→ **Task to complete**
From the entries below, copy every line that holds the word "text".

→ **Records for processing**
____

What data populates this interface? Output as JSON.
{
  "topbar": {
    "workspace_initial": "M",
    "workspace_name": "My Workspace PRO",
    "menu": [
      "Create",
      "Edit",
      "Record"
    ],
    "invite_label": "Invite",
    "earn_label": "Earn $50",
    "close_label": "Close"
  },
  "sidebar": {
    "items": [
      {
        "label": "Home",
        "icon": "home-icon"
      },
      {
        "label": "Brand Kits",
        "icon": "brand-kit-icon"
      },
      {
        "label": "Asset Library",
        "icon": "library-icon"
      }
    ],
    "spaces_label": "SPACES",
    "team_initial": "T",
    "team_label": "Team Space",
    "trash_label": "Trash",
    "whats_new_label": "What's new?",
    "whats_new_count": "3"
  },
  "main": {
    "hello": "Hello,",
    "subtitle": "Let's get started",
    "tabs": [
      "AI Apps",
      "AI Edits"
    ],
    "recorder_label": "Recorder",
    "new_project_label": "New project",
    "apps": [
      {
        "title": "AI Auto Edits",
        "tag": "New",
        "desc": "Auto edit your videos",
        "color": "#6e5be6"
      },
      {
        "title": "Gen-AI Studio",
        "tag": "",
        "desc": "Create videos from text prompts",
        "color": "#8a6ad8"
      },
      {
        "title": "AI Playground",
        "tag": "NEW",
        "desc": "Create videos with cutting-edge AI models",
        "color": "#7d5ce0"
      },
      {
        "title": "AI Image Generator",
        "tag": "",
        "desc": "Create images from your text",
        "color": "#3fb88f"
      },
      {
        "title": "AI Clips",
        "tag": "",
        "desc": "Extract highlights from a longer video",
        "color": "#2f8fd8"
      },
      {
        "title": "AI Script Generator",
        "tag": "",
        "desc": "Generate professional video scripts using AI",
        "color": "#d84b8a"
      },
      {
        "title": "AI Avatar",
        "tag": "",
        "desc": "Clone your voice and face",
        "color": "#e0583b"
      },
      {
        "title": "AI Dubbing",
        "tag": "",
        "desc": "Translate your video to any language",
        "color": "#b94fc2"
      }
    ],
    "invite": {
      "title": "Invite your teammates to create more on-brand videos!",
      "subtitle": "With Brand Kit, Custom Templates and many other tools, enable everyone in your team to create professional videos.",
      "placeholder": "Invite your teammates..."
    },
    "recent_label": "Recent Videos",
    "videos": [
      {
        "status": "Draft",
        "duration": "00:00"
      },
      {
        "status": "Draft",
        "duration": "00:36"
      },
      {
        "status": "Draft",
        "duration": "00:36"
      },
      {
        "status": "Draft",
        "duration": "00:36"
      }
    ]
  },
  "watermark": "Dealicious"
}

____

→ **Written response**
        "desc": "Create videos from text prompts",
        "desc": "Create images from your text",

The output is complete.